- Unpack ZIP file and place the utility in some directory (directory on database server is preferred)
- Change connection's parameters in configuration file appcfg.xml
- Start ssexpertcmd.exe directly or from command line (recommended)
The utility creates the subdirectory corresponding to start time and then stores into all gathering informations as CSV files.
At the same time the log file "ssexpertcmd.exe.log" will be created to store information about any errors. I.e. some database could be off-line.
It is not necessary to place the utility on database server and you can start it from workstation. In this case all storage information will be about your local disks.
Selection of necessary informations
In the directory created by ssexpertcmd.exe you have many CSV files that you can open with Excel or Open/LibreOffice:
|000_Storage.csv||Information about logical an physical storage|
|010_ServerVersion.csv||Information about software versions and editions (see also How to determine the version, edition and update level of SQL Server and its components)|
|020_ServerInfo.csv||Some information about server parameters|
|030_Databases.csv||Databases list with their parameters|
|040_DBFiles.csv||Information about databases stockages (data files and groups...)|
|050_TableSizes-<Name_of_DB>.csv||The rows count and size of tables and indexes|
|060_Indexes-<Name_of_DB>.csv||Information about indexes|
|070_IndexesStat-<Name_of_DB>.csv||Statistical information about indexes: density, average key length...|
|Issues and errors|
|080_IndexesAnomalies-<Name_of_DB>.csv||Anomalies found in indexes, i.e. primary key is absent (NO_PK) etc.|
|090_QStatTopAVGCPUTime-00-GLOBAL.csv||Top of 300 most CPU time consuming queries (global view). Calculated as AvgCPUTime = sum(total_worker_time) / sum(execution_count) where "total_worker_time" is the total amount of CPU time, reported in microseconds (but only accurate to milliseconds), that was consumed by executions of this plan since it was compiled.|
|090_QStatTopAvgCPUTime-<Name_of_DB>.csv||same list specific to databases (attention, ad hoc queries are in global view only).|
|090_QStatTopFrequent-00-GLOBAL.csv||Top 300 of the most frequently used queries (global view)|
|090_QStatTopFrequent-<Name_of_DB>.csv||same list specific to databases|
|090_QStatTopLogicalReads-00-GLOBAL.csv||Top 300 most logical reading consuming queries (global view)|
|090_QStatTopLogicalReads-<Name_of_DB>.csv||same list specific to databases|
|090_QStatTopMaxWorkerTime-00-GLOBAL.csv||Top 300 queries by value of "max_worker_time" (global view). MaxWorkerTime is the maximum CPU time, reported in microseconds (but only accurate to milliseconds), that this plan has ever consumed during a single execution.|
|090_QStatTopMaxWorkerTime-<Name_of_DB>.csv||same list specific to databases|
See also MSDN article about sys.dm_exec_query_stats view.
You could start from "090_QStatTop*"data files and analyze several queries at top of the list.
It is recommended to install some plug-in to format SQL code in Management Studio.

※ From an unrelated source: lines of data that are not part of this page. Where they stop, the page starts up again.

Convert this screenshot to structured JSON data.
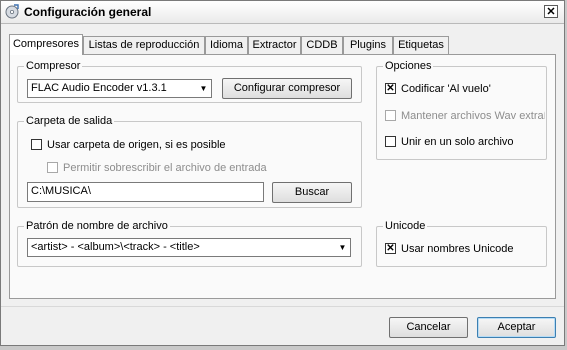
{
  "window": {
    "title": "Configuración general",
    "close_label": "✕"
  },
  "tabs": [
    {
      "label": "Compresores",
      "active": true
    },
    {
      "label": "Listas de reproducción",
      "active": false
    },
    {
      "label": "Idioma",
      "active": false
    },
    {
      "label": "Extractor",
      "active": false
    },
    {
      "label": "CDDB",
      "active": false
    },
    {
      "label": "Plugins",
      "active": false
    },
    {
      "label": "Etiquetas",
      "active": false
    }
  ],
  "compressor": {
    "legend": "Compresor",
    "selected": "FLAC Audio Encoder v1.3.1",
    "configure_label": "Configurar compresor"
  },
  "options": {
    "legend": "Opciones",
    "encode_on_fly": {
      "label": "Codificar 'Al vuelo'",
      "checked": true,
      "enabled": true
    },
    "keep_wav": {
      "label": "Mantener archivos Wav extraídos",
      "checked": false,
      "enabled": false
    },
    "single_file": {
      "label": "Unir en un solo archivo",
      "checked": false,
      "enabled": true
    }
  },
  "output": {
    "legend": "Carpeta de salida",
    "use_source": {
      "label": "Usar carpeta de origen, si es posible",
      "checked": false,
      "enabled": true
    },
    "allow_overwrite": {
      "label": "Permitir sobrescribir el archivo de entrada",
      "checked": false,
      "enabled": false
    },
    "path_value": "C:\\MUSICA\\",
    "browse_label": "Buscar"
  },
  "pattern": {
    "legend": "Patrón de nombre de archivo",
    "selected": "<artist> - <album>\\<track> - <title>"
  },
  "unicode": {
    "legend": "Unicode",
    "use_unicode": {
      "label": "Usar nombres Unicode",
      "checked": true,
      "enabled": true
    }
  },
  "footer": {
    "cancel_label": "Cancelar",
    "accept_label": "Aceptar"
  },
  "icons": {
    "app": "disc-icon",
    "close": "close-icon",
    "dropdown": "chevron-down-icon"
  }
}
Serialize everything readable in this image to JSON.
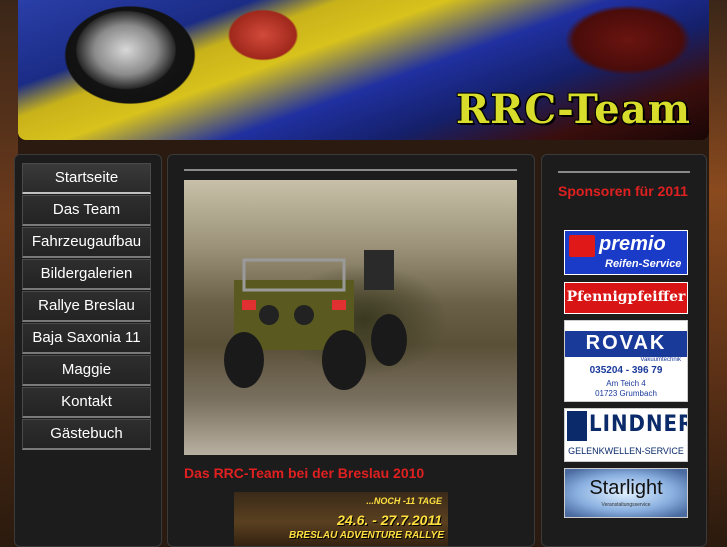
{
  "header": {
    "title": "RRC-Team"
  },
  "nav": {
    "items": [
      {
        "label": "Startseite",
        "active": true
      },
      {
        "label": "Das Team"
      },
      {
        "label": "Fahrzeugaufbau"
      },
      {
        "label": "Bildergalerien"
      },
      {
        "label": "Rallye Breslau"
      },
      {
        "label": "Baja Saxonia 11"
      },
      {
        "label": "Maggie"
      },
      {
        "label": "Kontakt"
      },
      {
        "label": "Gästebuch"
      }
    ]
  },
  "main": {
    "caption": "Das RRC-Team bei der Breslau 2010",
    "teaser": {
      "countdown": "...NOCH -11 TAGE",
      "dates": "24.6. - 27.7.2011",
      "event": "BRESLAU ADVENTURE RALLYE"
    }
  },
  "sidebar": {
    "heading": "Sponsoren für 2011",
    "sponsors": {
      "premio": {
        "name": "premio",
        "tagline": "Reifen-Service"
      },
      "pfennig": {
        "name": "Pfennigpfeiffer"
      },
      "rovak": {
        "name": "ROVAK",
        "subtitle": "Vakuumtechnik",
        "phone": "035204 - 396 79",
        "address1": "Am Teich 4",
        "address2": "01723 Grumbach"
      },
      "lindner": {
        "name": "LINDNER",
        "tagline": "GELENKWELLEN-SERVICE"
      },
      "starlight": {
        "name": "Starlight",
        "tagline": "Veranstaltungsservice"
      }
    }
  },
  "colors": {
    "accent_red": "#e02020",
    "title_yellow": "#d8dc2a",
    "panel_bg": "#1c1c1c"
  }
}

Then you copy the query from file to SSMS and format it.
Add the following instructions before SQL code to show execution time and readings:
SET STATISTICS IO ON SET STATISTICS TIME ON
If needs, add the instructions of cleaning the cache to simulate "cold mode" (i.e after server restart or query was deleted from cache). Don't use this on production server!.
DBCC DROPCLEANBUFFERS DBCC FREEPROCCACHE
Activate the option "Include actual execution plan" in the toolbar of SSMS or in the menu "Query - Include actual execution plan". Or use SET instruction:
SET STATISTICS XML ON
Start the query and see the results about CPU time/elapsed time, readings and real execution plan.
There are many sources explaining how to improve Transact SQL query. I.e. the good start point is the article "Checklist for Analyzing Slow-Running Queries".
Have a good hunting!